● TO DO
In the data that follows, determine how many lines contain the word "title", and give only that number.

● INPUT RECORDS
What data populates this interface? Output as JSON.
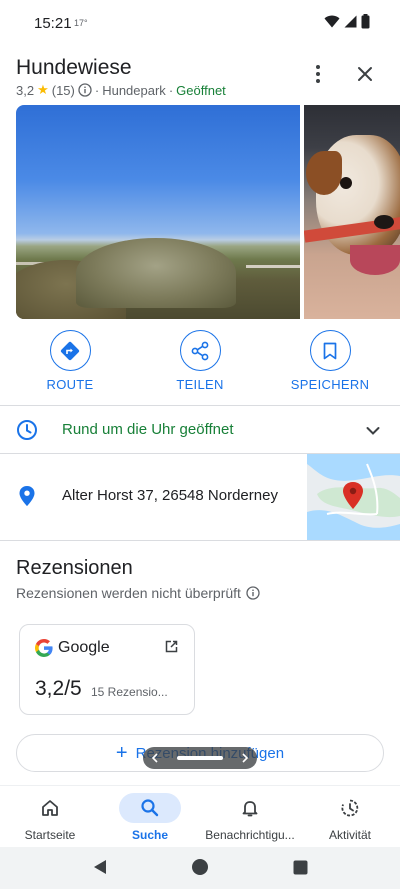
{
  "status_bar": {
    "time": "15:21",
    "temperature": "17°"
  },
  "place": {
    "name": "Hundewiese",
    "rating": "3,2",
    "review_count": "(15)",
    "category": "Hundepark",
    "open_status": "Geöffnet",
    "separator": "·"
  },
  "actions": [
    {
      "label": "ROUTE",
      "icon": "directions-icon"
    },
    {
      "label": "TEILEN",
      "icon": "share-icon"
    },
    {
      "label": "SPEICHERN",
      "icon": "bookmark-icon"
    }
  ],
  "hours": {
    "text": "Rund um die Uhr geöffnet"
  },
  "address": {
    "text": "Alter Horst 37, 26548 Norderney"
  },
  "reviews": {
    "title": "Rezensionen",
    "note": "Rezensionen werden nicht überprüft",
    "google_card": {
      "source": "Google",
      "score": "3,2/5",
      "count": "15 Rezensio..."
    },
    "add_button": "Rezension hinzufügen"
  },
  "bottom_nav": [
    {
      "label": "Startseite",
      "icon": "home-icon",
      "active": false
    },
    {
      "label": "Suche",
      "icon": "search-icon",
      "active": true
    },
    {
      "label": "Benachrichtigu...",
      "icon": "bell-icon",
      "active": false
    },
    {
      "label": "Aktivität",
      "icon": "activity-icon",
      "active": false
    }
  ],
  "colors": {
    "accent": "#1a73e8",
    "open_green": "#188038",
    "star": "#fbbc04",
    "map_pin": "#d93025"
  }
}
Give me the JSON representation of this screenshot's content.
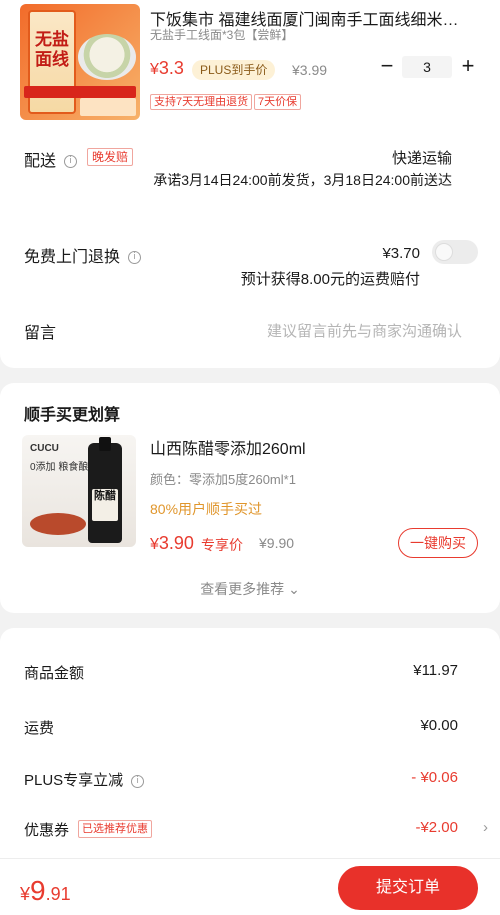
{
  "product": {
    "thumb_text": "无盐面线",
    "title": "下饭集市 福建线面厦门闽南手工面线细米…",
    "spec": "无盐手工线面*3包【尝鲜】",
    "price_symbol": "¥",
    "price_value": "3.3",
    "plus_label": "PLUS到手价",
    "orig_price": "¥3.99",
    "qty_minus": "−",
    "qty": "3",
    "qty_plus": "+",
    "service_tags": [
      "支持7天无理由退货",
      "7天价保"
    ]
  },
  "delivery": {
    "label": "配送",
    "info_icon": "i",
    "late_badge": "晚发赔",
    "method": "快递运输",
    "promise": "承诺3月14日24:00前发货，3月18日24:00前送达"
  },
  "free_return": {
    "label": "免费上门退换",
    "info_icon": "i",
    "price": "¥3.70",
    "note": "预计获得8.00元的运费赔付",
    "enabled": false
  },
  "message": {
    "label": "留言",
    "placeholder": "建议留言前先与商家沟通确认"
  },
  "recommend": {
    "heading": "顺手买更划算",
    "thumb_brand": "CUCU",
    "thumb_text": "0添加 粮食酿造",
    "bottle_label": "陈醋",
    "name": "山西陈醋零添加260ml",
    "spec": "颜色：零添加5度260ml*1",
    "percent": "80%用户顺手买过",
    "price_symbol": "¥",
    "price_value": "3.90",
    "exclusive": "专享价",
    "orig_price": "¥9.90",
    "buy_button": "一键购买",
    "more": "查看更多推荐 ⌄"
  },
  "summary": {
    "goods_label": "商品金额",
    "goods_value": "¥11.97",
    "shipping_label": "运费",
    "shipping_value": "¥0.00",
    "plus_label": "PLUS专享立减",
    "plus_info_icon": "i",
    "plus_value": "- ¥0.06",
    "coupon_label": "优惠券",
    "coupon_badge": "已选推荐优惠",
    "coupon_value": "-¥2.00",
    "chevron": "›"
  },
  "bottom": {
    "total_symbol": "¥",
    "total_value": "9",
    "total_decimal": ".91",
    "submit": "提交订单"
  },
  "colors": {
    "accent": "#e83b2f",
    "plus_bg": "#fdf1d6",
    "orange_text": "#e0962c"
  }
}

● TASK ANSWER
2